Goodman shares have returned 123% over the past five years, excluding a small dividend each year. 

Professional investors are still bullish despite a 42% rocket since late October.

According to CMC Invest, eight out of 12 analysts currently rate Goodman shares as a buy.

John Mackey, former CEO of Whole Foods Market, an Amazon subsidiary, is a member of The Motley Fool’s board of directors. Suzanne Frey, an executive at Alphabet, is a member of The Motley Fool’s board of directors. Motley Fool contributor Tony Yoo has positions in VanEck Morningstar Wide Moat ETF. The Motley Fool Australia's parent company Motley Fool Holdings Inc. has positions in and has recommended Alphabet, Amazon, Goodman Group, Nike, and Walt Disney. The Motley Fool Australia's parent company Motley Fool Holdings Inc. has recommended the following options: long January 2025 $47.50 calls on Nike. The Motley Fool Australia has recommended Alphabet, Amazon, Goodman Group, Nike, VanEck Morningstar Wide Moat ETF, and Walt Disney. The Motley Fool has a disclosure policy.

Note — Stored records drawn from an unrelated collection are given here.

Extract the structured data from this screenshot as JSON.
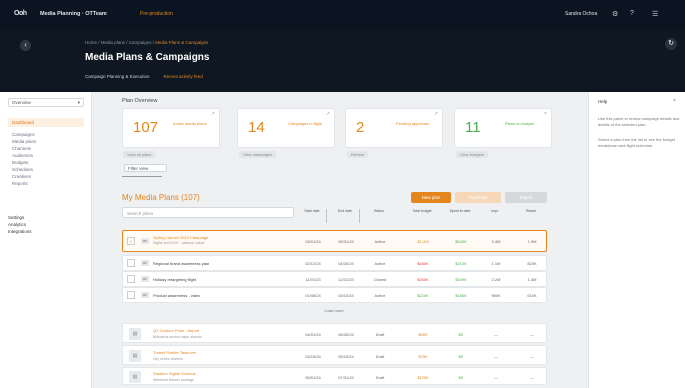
{
  "topbar": {
    "logo": "Ooh",
    "app": "Media Planning · OTTeam",
    "env": "Pre-production",
    "user": "Sandra Ochoa",
    "icons": [
      "bell-icon",
      "help-icon",
      "apps-icon"
    ]
  },
  "header": {
    "breadcrumb_prefix": "Home / Media plans / Campaigns / ",
    "breadcrumb_active": "Media Plans & Campaigns",
    "title": "Media Plans & Campaigns",
    "sub_left": "Campaign Planning & Execution",
    "sub_right": "Recent activity feed"
  },
  "leftnav": {
    "select": "Overview",
    "active": "Dashboard",
    "items": [
      "Campaigns",
      "Media plans",
      "Channels",
      "Audiences",
      "Budgets",
      "Schedules",
      "Creatives",
      "Reports"
    ],
    "groups": [
      "Settings",
      "Analytics",
      "Integrations"
    ]
  },
  "rightpanel": {
    "title": "Help",
    "paragraphs": [
      "Use this panel to review campaign details and details of the selected plan.",
      "Select a plan from the list to see the budget breakdown and flight schedule."
    ]
  },
  "section_title": "Plan Overview",
  "kpis": [
    {
      "value": "107",
      "label": "Active media plans",
      "link": "View all plans"
    },
    {
      "value": "14",
      "label": "Campaigns in flight",
      "link": "View campaigns"
    },
    {
      "value": "2",
      "label": "Pending approvals",
      "link": "Review"
    },
    {
      "value": "11",
      "label": "Plans on budget",
      "link": "View budgets"
    }
  ],
  "filter_button": "Filter view",
  "list_title": "My Media Plans (107)",
  "buttons": {
    "primary": "New plan",
    "secondary": "Duplicate",
    "tertiary": "Export"
  },
  "table": {
    "search_placeholder": "Search plans",
    "headers": [
      "Start date",
      "End date",
      "Status",
      "Total budget",
      "Spent to date",
      "Impr.",
      "Reach"
    ],
    "rows": [
      {
        "tag": "MP",
        "name": "Spring Launch 2024 Campaign",
        "desc": "Digital and OOH - national rollout",
        "cells": [
          "03/01/24",
          "05/31/24",
          "Active",
          "$1.2M",
          "$640K",
          "3.4M",
          "1.9M"
        ],
        "highlight": true
      },
      {
        "tag": "MP",
        "name": "Regional brand awareness plan",
        "desc": "",
        "cells": [
          "02/12/24",
          "04/30/24",
          "Active",
          "$480K",
          "$210K",
          "1.1M",
          "820K"
        ]
      },
      {
        "tag": "MP",
        "name": "Holiday retargeting flight",
        "desc": "",
        "cells": [
          "11/01/23",
          "12/31/23",
          "Closed",
          "$350K",
          "$349K",
          "2.2M",
          "1.4M"
        ]
      },
      {
        "tag": "MP",
        "name": "Product awareness - video",
        "desc": "",
        "cells": [
          "01/08/24",
          "03/15/24",
          "Active",
          "$220K",
          "$185K",
          "980K",
          "610K"
        ]
      }
    ],
    "more_label": "Load more",
    "campaigns": [
      {
        "name": "Q2 Outdoor Push - Airport",
        "desc": "Billboards across major airports",
        "cells": [
          "04/01/24",
          "06/30/24",
          "Draft",
          "$90K",
          "$0",
          "—",
          "—"
        ]
      },
      {
        "name": "Transit Shelter Takeover",
        "desc": "City centre shelters",
        "cells": [
          "03/15/24",
          "05/15/24",
          "Draft",
          "$75K",
          "$0",
          "—",
          "—"
        ]
      },
      {
        "name": "Stadium Digital Screens",
        "desc": "Weekend fixtures package",
        "cells": [
          "05/01/24",
          "07/31/24",
          "Draft",
          "$120K",
          "$0",
          "—",
          "—"
        ]
      }
    ]
  }
}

This article contains general investment advice only (under AFSL 400691). Authorised by Scott Phillips.

More on Investing Strategies

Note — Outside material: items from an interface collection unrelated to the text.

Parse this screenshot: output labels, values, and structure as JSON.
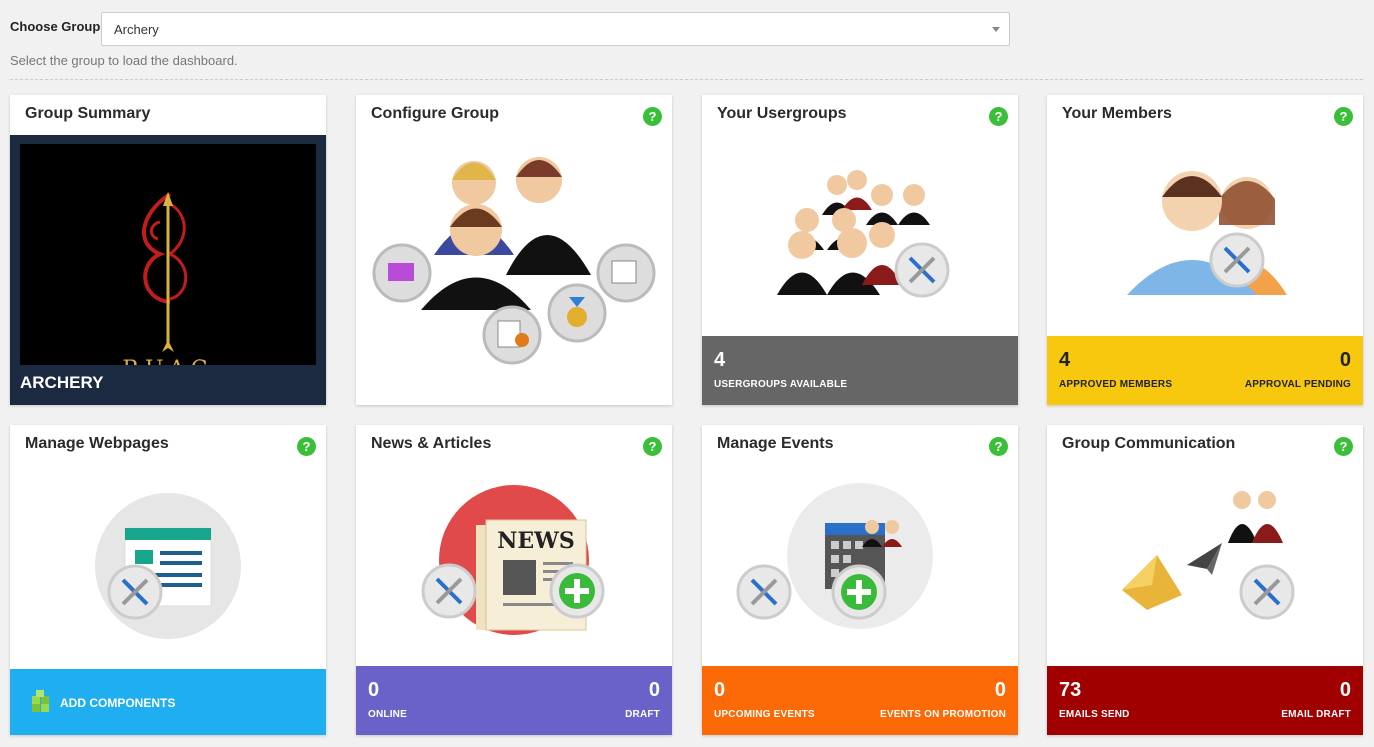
{
  "header": {
    "choose_label": "Choose Group",
    "selected_group": "Archery",
    "hint": "Select the group to load the dashboard."
  },
  "cards": {
    "summary": {
      "title": "Group Summary",
      "name": "ARCHERY",
      "logo_text": "RUAC"
    },
    "configure": {
      "title": "Configure Group"
    },
    "usergroups": {
      "title": "Your Usergroups",
      "count": "4",
      "count_label": "USERGROUPS AVAILABLE",
      "color": "#666666"
    },
    "members": {
      "title": "Your Members",
      "approved": "4",
      "approved_label": "APPROVED MEMBERS",
      "pending": "0",
      "pending_label": "APPROVAL PENDING",
      "color": "#f8c80f"
    },
    "webpages": {
      "title": "Manage Webpages",
      "action_label": "ADD COMPONENTS",
      "color": "#1faef0"
    },
    "news": {
      "title": "News & Articles",
      "online": "0",
      "online_label": "ONLINE",
      "draft": "0",
      "draft_label": "DRAFT",
      "color": "#6a62c8",
      "news_word": "NEWS"
    },
    "events": {
      "title": "Manage Events",
      "upcoming": "0",
      "upcoming_label": "UPCOMING EVENTS",
      "promotion": "0",
      "promotion_label": "EVENTS ON PROMOTION",
      "color": "#fb6a06"
    },
    "communication": {
      "title": "Group Communication",
      "sent": "73",
      "sent_label": "EMAILS SEND",
      "draft": "0",
      "draft_label": "EMAIL DRAFT",
      "color": "#a00000"
    }
  },
  "help_glyph": "?"
}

Calculator on top of Australian 4100 notes and next to Australian gold coins.
Dividend Investing

3 ASX 200 dividend shares to buy according to brokers

Income investors might want to check out these top dividend payers.

Read more »

Australian notes and coins symbolising dividends.
Dividend Investing

If I invest $10,000 in Wisetech shares, how much dividend income will I receive?

Wisetech is the largest technology share on the ASX with a market capitalisation of $30.55 billion.

Read more »

Young woman using computer laptop with hand on chin thinking about question, pensive expression.
Bank Shares

Do CBA shares even pay a good dividend anymore?

CBA's share price success has come at the expense of its dividend yield.

Read more »

A group of businesspeople clapping.
Dividend Investing

Buy Coles and these ASX dividend stocks now

These shares have been named as buys for income investors by analysts.

Read more »

Smiling couple looking at a phone at a bargain opportunity.
Cheap Shares

In this bull market, where are the bargain buys to be found?

Here's how I'm looking for cheap shares in an expensive market.

Read more »

A woman looks excited as she holds Australian dollars in the air.
Dividend Investing

Buy these ASX dividend shares in April for very big returns

Analysts see potential for these buy-rated shares to deliver big returns from current levels.

Read more »

Confident male executive dressed in a dark blue suit leans against a doorway with his arms crossed in the corporate office
Blue Chip Shares

Why I'd confidently buy these 3 ASX blue-chips while others grow fearful

As legendary investor Warren Buffett famously advises, “Be greedy when others are fearful.”

Read more »

Modern accountant woman in a light business suit in modern green office with documents and laptop.
Bank Shares

Do Westpac dividends still beat money in a term deposit?

Term deposits are a lot closer to dividend returns than they used to be...

Read more »